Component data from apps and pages
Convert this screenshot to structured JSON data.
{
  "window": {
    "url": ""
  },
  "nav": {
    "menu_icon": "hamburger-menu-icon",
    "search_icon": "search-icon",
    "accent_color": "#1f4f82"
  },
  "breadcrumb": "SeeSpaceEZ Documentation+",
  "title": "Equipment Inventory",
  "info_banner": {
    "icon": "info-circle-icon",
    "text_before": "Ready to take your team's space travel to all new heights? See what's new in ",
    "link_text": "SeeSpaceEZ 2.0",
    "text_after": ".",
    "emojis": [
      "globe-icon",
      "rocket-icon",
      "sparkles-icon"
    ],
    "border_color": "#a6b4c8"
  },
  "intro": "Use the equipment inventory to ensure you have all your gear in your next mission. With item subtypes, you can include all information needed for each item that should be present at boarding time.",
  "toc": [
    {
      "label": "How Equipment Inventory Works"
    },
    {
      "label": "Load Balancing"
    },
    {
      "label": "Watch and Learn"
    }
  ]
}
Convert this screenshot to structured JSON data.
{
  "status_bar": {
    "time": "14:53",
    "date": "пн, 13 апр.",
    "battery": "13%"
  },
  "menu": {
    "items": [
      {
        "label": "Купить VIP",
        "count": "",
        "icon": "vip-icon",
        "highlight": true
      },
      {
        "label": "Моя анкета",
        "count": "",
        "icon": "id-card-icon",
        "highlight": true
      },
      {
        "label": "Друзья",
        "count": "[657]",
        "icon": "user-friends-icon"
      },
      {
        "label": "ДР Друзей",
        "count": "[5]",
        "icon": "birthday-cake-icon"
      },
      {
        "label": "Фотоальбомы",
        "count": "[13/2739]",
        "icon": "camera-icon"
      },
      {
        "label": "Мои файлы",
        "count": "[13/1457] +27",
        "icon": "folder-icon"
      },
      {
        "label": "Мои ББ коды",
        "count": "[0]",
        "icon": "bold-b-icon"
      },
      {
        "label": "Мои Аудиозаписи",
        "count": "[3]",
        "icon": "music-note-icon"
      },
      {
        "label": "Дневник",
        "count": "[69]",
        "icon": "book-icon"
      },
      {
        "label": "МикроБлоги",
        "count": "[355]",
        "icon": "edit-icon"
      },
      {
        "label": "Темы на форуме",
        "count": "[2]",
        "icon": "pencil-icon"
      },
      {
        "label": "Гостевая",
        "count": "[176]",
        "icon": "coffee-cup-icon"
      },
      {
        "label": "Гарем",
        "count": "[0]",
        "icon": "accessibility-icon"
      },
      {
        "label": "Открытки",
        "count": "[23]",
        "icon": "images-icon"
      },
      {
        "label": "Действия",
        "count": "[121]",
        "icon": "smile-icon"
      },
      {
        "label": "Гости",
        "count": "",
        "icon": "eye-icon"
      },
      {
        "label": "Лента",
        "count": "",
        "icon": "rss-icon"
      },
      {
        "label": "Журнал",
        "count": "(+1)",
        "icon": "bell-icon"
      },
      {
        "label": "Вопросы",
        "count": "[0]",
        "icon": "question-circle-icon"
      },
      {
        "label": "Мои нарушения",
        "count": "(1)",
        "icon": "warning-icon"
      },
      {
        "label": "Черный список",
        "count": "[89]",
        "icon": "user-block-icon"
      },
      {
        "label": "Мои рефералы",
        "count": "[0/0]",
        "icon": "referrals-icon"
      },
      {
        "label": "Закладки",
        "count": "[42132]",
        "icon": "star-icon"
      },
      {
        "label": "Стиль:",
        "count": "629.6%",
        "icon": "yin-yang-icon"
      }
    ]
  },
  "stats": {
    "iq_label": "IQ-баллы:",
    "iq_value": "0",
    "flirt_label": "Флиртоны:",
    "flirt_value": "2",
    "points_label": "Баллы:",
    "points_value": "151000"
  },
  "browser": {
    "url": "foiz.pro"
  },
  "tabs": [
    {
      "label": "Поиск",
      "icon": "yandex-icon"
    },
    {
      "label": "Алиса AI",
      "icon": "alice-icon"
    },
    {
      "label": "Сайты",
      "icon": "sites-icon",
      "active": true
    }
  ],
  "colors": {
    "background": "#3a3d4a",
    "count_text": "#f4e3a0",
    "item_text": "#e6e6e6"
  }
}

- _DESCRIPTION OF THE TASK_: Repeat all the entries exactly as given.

- _COMPLETED TASK_:
Convert this screenshot to structured JSON data.
{
  "window": {
    "url": ""
  },
  "nav": {
    "menu_icon": "hamburger-menu-icon",
    "search_icon": "search-icon",
    "accent_color": "#1f4f82"
  },
  "breadcrumb": "SeeSpaceEZ Documentation+",
  "title": "Equipment Inventory",
  "info_banner": {
    "icon": "info-circle-icon",
    "text_before": "Ready to take your team's space travel to all new heights? See what's new in ",
    "link_text": "SeeSpaceEZ 2.0",
    "text_after": ".",
    "emojis": [
      "globe-icon",
      "rocket-icon",
      "sparkles-icon"
    ],
    "border_color": "#a6b4c8"
  },
  "intro": "Use the equipment inventory to ensure you have all your gear in your next mission. With item subtypes, you can include all information needed for each item that should be present at boarding time.",
  "toc": [
    {
      "label": "How Equipment Inventory Works"
    },
    {
      "label": "Load Balancing"
    },
    {
      "label": "Watch and Learn"
    }
  ]
}
Convert this screenshot to structured JSON data.
{
  "status_bar": {
    "time": "14:53",
    "date": "пн, 13 апр.",
    "battery": "13%"
  },
  "menu": {
    "items": [
      {
        "label": "Купить VIP",
        "count": "",
        "icon": "vip-icon",
        "highlight": true
      },
      {
        "label": "Моя анкета",
        "count": "",
        "icon": "id-card-icon",
        "highlight": true
      },
      {
        "label": "Друзья",
        "count": "[657]",
        "icon": "user-friends-icon"
      },
      {
        "label": "ДР Друзей",
        "count": "[5]",
        "icon": "birthday-cake-icon"
      },
      {
        "label": "Фотоальбомы",
        "count": "[13/2739]",
        "icon": "camera-icon"
      },
      {
        "label": "Мои файлы",
        "count": "[13/1457] +27",
        "icon": "folder-icon"
      },
      {
        "label": "Мои ББ коды",
        "count": "[0]",
        "icon": "bold-b-icon"
      },
      {
        "label": "Мои Аудиозаписи",
        "count": "[3]",
        "icon": "music-note-icon"
      },
      {
        "label": "Дневник",
        "count": "[69]",
        "icon": "book-icon"
      },
      {
        "label": "МикроБлоги",
        "count": "[355]",
        "icon": "edit-icon"
      },
      {
        "label": "Темы на форуме",
        "count": "[2]",
        "icon": "pencil-icon"
      },
      {
        "label": "Гостевая",
        "count": "[176]",
        "icon": "coffee-cup-icon"
      },
      {
        "label": "Гарем",
        "count": "[0]",
        "icon": "accessibility-icon"
      },
      {
        "label": "Открытки",
        "count": "[23]",
        "icon": "images-icon"
      },
      {
        "label": "Действия",
        "count": "[121]",
        "icon": "smile-icon"
      },
      {
        "label": "Гости",
        "count": "",
        "icon": "eye-icon"
      },
      {
        "label": "Лента",
        "count": "",
        "icon": "rss-icon"
      },
      {
        "label": "Журнал",
        "count": "(+1)",
        "icon": "bell-icon"
      },
      {
        "label": "Вопросы",
        "count": "[0]",
        "icon": "question-circle-icon"
      },
      {
        "label": "Мои нарушения",
        "count": "(1)",
        "icon": "warning-icon"
      },
      {
        "label": "Черный список",
        "count": "[89]",
        "icon": "user-block-icon"
      },
      {
        "label": "Мои рефералы",
        "count": "[0/0]",
        "icon": "referrals-icon"
      },
      {
        "label": "Закладки",
        "count": "[42132]",
        "icon": "star-icon"
      },
      {
        "label": "Стиль:",
        "count": "629.6%",
        "icon": "yin-yang-icon"
      }
    ]
  },
  "stats": {
    "iq_label": "IQ-баллы:",
    "iq_value": "0",
    "flirt_label": "Флиртоны:",
    "flirt_value": "2",
    "points_label": "Баллы:",
    "points_value": "151000"
  },
  "browser": {
    "url": "foiz.pro"
  },
  "tabs": [
    {
      "label": "Поиск",
      "icon": "yandex-icon"
    },
    {
      "label": "Алиса AI",
      "icon": "alice-icon"
    },
    {
      "label": "Сайты",
      "icon": "sites-icon",
      "active": true
    }
  ],
  "colors": {
    "background": "#3a3d4a",
    "count_text": "#f4e3a0",
    "item_text": "#e6e6e6"
  }
}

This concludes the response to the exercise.